Why won’t my sinus infection go away with antibiotics?
If your sinus infection just won’t go away or keeps coming back, it may be time to see an ear, nose, and throat (ENT) specialist. An ENT treats conditions of the ear, nose, throat, head, face, and neck. It may be time to see an ENT if: You’ve completed several courses of antibiotics without success.
How do I know if I need antibiotics?
Your doctor may prescribe antibiotics if the symptoms are severe and include high fever along with nasal drainage and a productive cough. Antibiotics may also be necessary if you feel better after a few days and then your symptoms return or if the infection lasts more than a week.
How do you know if a sinus infection has spread to your brain?
Encephalitis: This results when the infection spreads to your brain tissue. Encephalitis may not have obvious symptoms beyond a headache, fever, or weakness. But more severe cases can lead to confusion, hallucinations, seizures, difficulty speaking, paralysis, or loss consciousness.
What is the best antibiotic for sinus infection?
Amoxicillin (Amoxil) is acceptable for uncomplicated acute sinus infections; however, many doctors prescribe amoxicillin-clavulanate (Augmentin) as the first-line antibiotic to treat a possible bacterial infection of the sinuses. Amoxicillin usually is effective against most of the strains of bacteria.
Is Vicks VapoRub good for sinus infection?
Vicks VapoRub — a topical ointment made of ingredients including camphor, eucalyptus oil and menthol that you rub on your throat and chest — doesn’t relieve nasal congestion. But the strong menthol odor of VapoRub may trick your brain, so you feel like you’re breathing through an unclogged nose.
How long are you contagious when you have a sinus infection?
If a virus is to blame, you may have been contagious days before you got the sinus infection. Most viruses can be spread for just a few days, but sometimes you could pass it on for a week or more.
What does a sinus infection smell like?
Sinusitis causes symptoms such as sinus inflammation and nasal congestion, which can interfere with a person’s sense of smell. The condition can also cause bad breath and a discolored, bad-smelling discharge in the nose and back of the throat, all of which may create a bad smell in the nose.
How do you know if you have a bacterial sinus infection?
Symptoms of bacterial sinusitisPressure or pain around the nose, in the forehead, in the cheeks or around the eyes. The pain often gets worse if the affected person bends forward.Discolored, thick nasal discharge.Decreased sense of smell and ability to taste.Stuffy nose.Bad breath.
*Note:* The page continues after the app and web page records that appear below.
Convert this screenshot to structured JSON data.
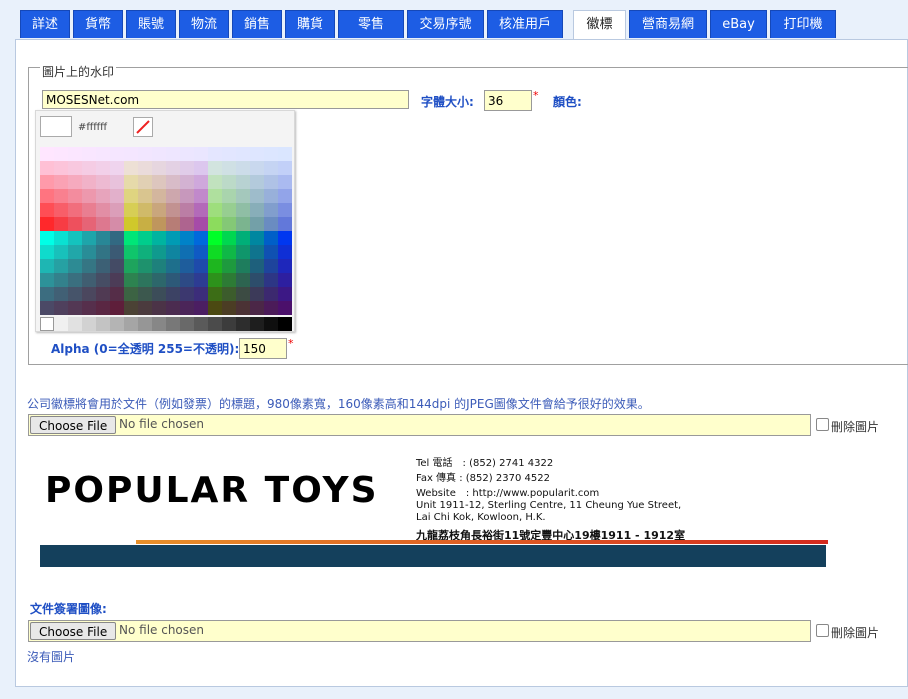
{
  "tabs": [
    {
      "label": "詳述"
    },
    {
      "label": "貨幣"
    },
    {
      "label": "賬號"
    },
    {
      "label": "物流"
    },
    {
      "label": "銷售"
    },
    {
      "label": "購貨"
    },
    {
      "label": "零售"
    },
    {
      "label": "交易序號"
    },
    {
      "label": "核准用戶"
    },
    {
      "label": "徽標"
    },
    {
      "label": "營商易網"
    },
    {
      "label": "eBay"
    },
    {
      "label": "打印機"
    }
  ],
  "active_tab": "徽標",
  "watermark": {
    "legend": "圖片上的水印",
    "text_value": "MOSESNet.com",
    "font_size_label": "字體大小:",
    "font_size_value": "36",
    "required_mark": "*",
    "color_label": "顏色:",
    "color_value": "#ffffff",
    "alpha_label": "Alpha (0=全透明 255=不透明):",
    "alpha_value": "150"
  },
  "logo_section": {
    "note": "公司徽標將會用於文件（例如發票）的標題，980像素寬，160像素高和144dpi 的JPEG圖像文件會給予很好的效果。",
    "choose_file": "Choose File",
    "no_file": "No file chosen",
    "delete_label": "刪除圖片",
    "logo": {
      "company": "POPULAR TOYS",
      "tel": "Tel 電話　: (852) 2741 4322",
      "fax": "Fax 傳真 : (852) 2370 4522",
      "website": "Website　: http://www.popularit.com",
      "address1": "Unit 1911-12, Sterling Centre, 11 Cheung Yue Street,",
      "address2": "Lai Chi Kok, Kowloon, H.K.",
      "address_zh": "九龍荔枝角長裕街11號定豐中心19樓1911 - 1912室",
      "bar_colors": {
        "red": "#d42a1e",
        "orange": "#e8902a",
        "navy": "#14405c"
      }
    }
  },
  "signature_section": {
    "label": "文件簽署圖像:",
    "choose_file": "Choose File",
    "no_file": "No file chosen",
    "delete_label": "刪除圖片",
    "empty_text": "沒有圖片"
  },
  "colors": {
    "tab_blue": "#1d5de4",
    "label_blue": "#1f4fc4",
    "input_yellow": "#ffffcc"
  }
}
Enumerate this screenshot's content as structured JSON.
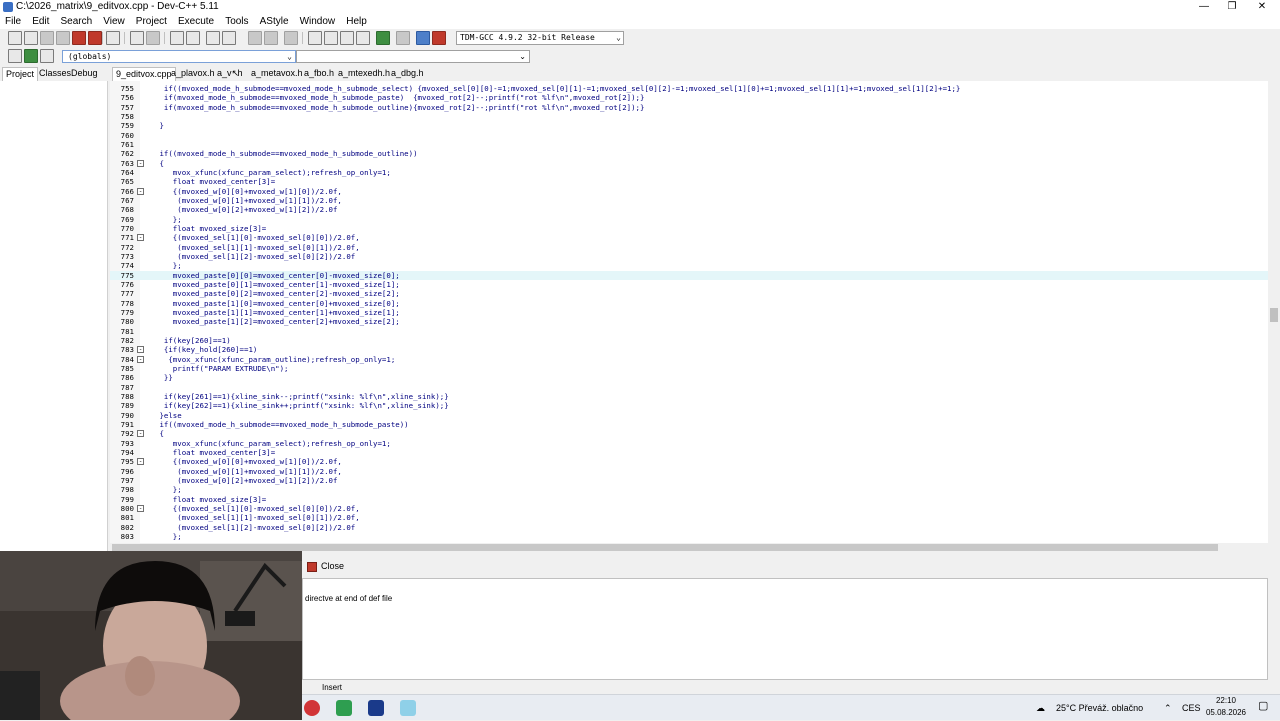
{
  "window": {
    "title": "C:\\2026_matrix\\9_editvox.cpp - Dev-C++ 5.11"
  },
  "menu": [
    "File",
    "Edit",
    "Search",
    "View",
    "Project",
    "Execute",
    "Tools",
    "AStyle",
    "Window",
    "Help"
  ],
  "toolbar": {
    "compiler": "TDM-GCC 4.9.2 32-bit Release"
  },
  "class_bar": {
    "globals": "(globals)"
  },
  "left_tabs": [
    "Project",
    "Classes",
    "Debug"
  ],
  "file_tabs": [
    "9_editvox.cpp",
    "a_plavox.h",
    "a_v",
    "h",
    "a_metavox.h",
    "a_fbo.h",
    "a_mtexedh.h",
    "a_dbg.h"
  ],
  "editor": {
    "lines": [
      {
        "n": "755",
        "t": "  if((mvoxed_mode_h_submode==mvoxed_mode_h_submode_select) {mvoxed_sel[0][0]-=1;mvoxed_sel[0][1]-=1;mvoxed_sel[0][2]-=1;mvoxed_sel[1][0]+=1;mvoxed_sel[1][1]+=1;mvoxed_sel[1][2]+=1;}",
        "fold": ""
      },
      {
        "n": "756",
        "t": "  if(mvoxed_mode_h_submode==mvoxed_mode_h_submode_paste)  {mvoxed_rot[2]--;printf(\"rot %lf\\n\",mvoxed_rot[2]);}",
        "fold": ""
      },
      {
        "n": "757",
        "t": "  if(mvoxed_mode_h_submode==mvoxed_mode_h_submode_outline){mvoxed_rot[2]--;printf(\"rot %lf\\n\",mvoxed_rot[2]);}",
        "fold": ""
      },
      {
        "n": "758",
        "t": "",
        "fold": ""
      },
      {
        "n": "759",
        "t": " }",
        "fold": ""
      },
      {
        "n": "760",
        "t": "",
        "fold": ""
      },
      {
        "n": "761",
        "t": "",
        "fold": ""
      },
      {
        "n": "762",
        "t": " if((mvoxed_mode_h_submode==mvoxed_mode_h_submode_outline))",
        "fold": ""
      },
      {
        "n": "763",
        "t": " {",
        "fold": "-"
      },
      {
        "n": "764",
        "t": "    mvox_xfunc(xfunc_param_select);refresh_op_only=1;",
        "fold": ""
      },
      {
        "n": "765",
        "t": "    float mvoxed_center[3]=",
        "fold": ""
      },
      {
        "n": "766",
        "t": "    {(mvoxed_w[0][0]+mvoxed_w[1][0])/2.0f,",
        "fold": "-"
      },
      {
        "n": "767",
        "t": "     (mvoxed_w[0][1]+mvoxed_w[1][1])/2.0f,",
        "fold": ""
      },
      {
        "n": "768",
        "t": "     (mvoxed_w[0][2]+mvoxed_w[1][2])/2.0f",
        "fold": ""
      },
      {
        "n": "769",
        "t": "    };",
        "fold": ""
      },
      {
        "n": "770",
        "t": "    float mvoxed_size[3]=",
        "fold": ""
      },
      {
        "n": "771",
        "t": "    {(mvoxed_sel[1][0]-mvoxed_sel[0][0])/2.0f,",
        "fold": "-"
      },
      {
        "n": "772",
        "t": "     (mvoxed_sel[1][1]-mvoxed_sel[0][1])/2.0f,",
        "fold": ""
      },
      {
        "n": "773",
        "t": "     (mvoxed_sel[1][2]-mvoxed_sel[0][2])/2.0f",
        "fold": ""
      },
      {
        "n": "774",
        "t": "    };",
        "fold": ""
      },
      {
        "n": "775",
        "t": "    mvoxed_paste[0][0]=mvoxed_center[0]-mvoxed_size[0];",
        "fold": "",
        "hl": true
      },
      {
        "n": "776",
        "t": "    mvoxed_paste[0][1]=mvoxed_center[1]-mvoxed_size[1];",
        "fold": ""
      },
      {
        "n": "777",
        "t": "    mvoxed_paste[0][2]=mvoxed_center[2]-mvoxed_size[2];",
        "fold": ""
      },
      {
        "n": "778",
        "t": "    mvoxed_paste[1][0]=mvoxed_center[0]+mvoxed_size[0];",
        "fold": ""
      },
      {
        "n": "779",
        "t": "    mvoxed_paste[1][1]=mvoxed_center[1]+mvoxed_size[1];",
        "fold": ""
      },
      {
        "n": "780",
        "t": "    mvoxed_paste[1][2]=mvoxed_center[2]+mvoxed_size[2];",
        "fold": ""
      },
      {
        "n": "781",
        "t": "",
        "fold": ""
      },
      {
        "n": "782",
        "t": "  if(key[260]==1)",
        "fold": ""
      },
      {
        "n": "783",
        "t": "  {if(key_hold[260]==1)",
        "fold": "-"
      },
      {
        "n": "784",
        "t": "   {mvox_xfunc(xfunc_param_outline);refresh_op_only=1;",
        "fold": "-"
      },
      {
        "n": "785",
        "t": "    printf(\"PARAM EXTRUDE\\n\");",
        "fold": ""
      },
      {
        "n": "786",
        "t": "  }}",
        "fold": ""
      },
      {
        "n": "787",
        "t": "",
        "fold": ""
      },
      {
        "n": "788",
        "t": "  if(key[261]==1){xline_sink--;printf(\"xsink: %lf\\n\",xline_sink);}",
        "fold": ""
      },
      {
        "n": "789",
        "t": "  if(key[262]==1){xline_sink++;printf(\"xsink: %lf\\n\",xline_sink);}",
        "fold": ""
      },
      {
        "n": "790",
        "t": " }else",
        "fold": ""
      },
      {
        "n": "791",
        "t": " if((mvoxed_mode_h_submode==mvoxed_mode_h_submode_paste))",
        "fold": ""
      },
      {
        "n": "792",
        "t": " {",
        "fold": "-"
      },
      {
        "n": "793",
        "t": "    mvox_xfunc(xfunc_param_select);refresh_op_only=1;",
        "fold": ""
      },
      {
        "n": "794",
        "t": "    float mvoxed_center[3]=",
        "fold": ""
      },
      {
        "n": "795",
        "t": "    {(mvoxed_w[0][0]+mvoxed_w[1][0])/2.0f,",
        "fold": "-"
      },
      {
        "n": "796",
        "t": "     (mvoxed_w[0][1]+mvoxed_w[1][1])/2.0f,",
        "fold": ""
      },
      {
        "n": "797",
        "t": "     (mvoxed_w[0][2]+mvoxed_w[1][2])/2.0f",
        "fold": ""
      },
      {
        "n": "798",
        "t": "    };",
        "fold": ""
      },
      {
        "n": "799",
        "t": "    float mvoxed_size[3]=",
        "fold": ""
      },
      {
        "n": "800",
        "t": "    {(mvoxed_sel[1][0]-mvoxed_sel[0][0])/2.0f,",
        "fold": "-"
      },
      {
        "n": "801",
        "t": "     (mvoxed_sel[1][1]-mvoxed_sel[0][1])/2.0f,",
        "fold": ""
      },
      {
        "n": "802",
        "t": "     (mvoxed_sel[1][2]-mvoxed_sel[0][2])/2.0f",
        "fold": ""
      },
      {
        "n": "803",
        "t": "    };",
        "fold": ""
      }
    ]
  },
  "bottom_panel": {
    "close_label": "Close",
    "message": "directve at end of def file"
  },
  "statusbar": {
    "mode": "Insert"
  },
  "taskbar": {
    "weather": "25°C  Převáž. oblačno",
    "language": "CES",
    "time": "22:10",
    "date": "05.08.2026"
  }
}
What is the drug of choice for sinusitis?
Antibiotics, such as amoxicillin for 2 weeks, have been the recommended first-line treatment of uncomplicated acute sinusitis. The antibiotic of choice must cover S. pneumoniae, H. influenzae, and M.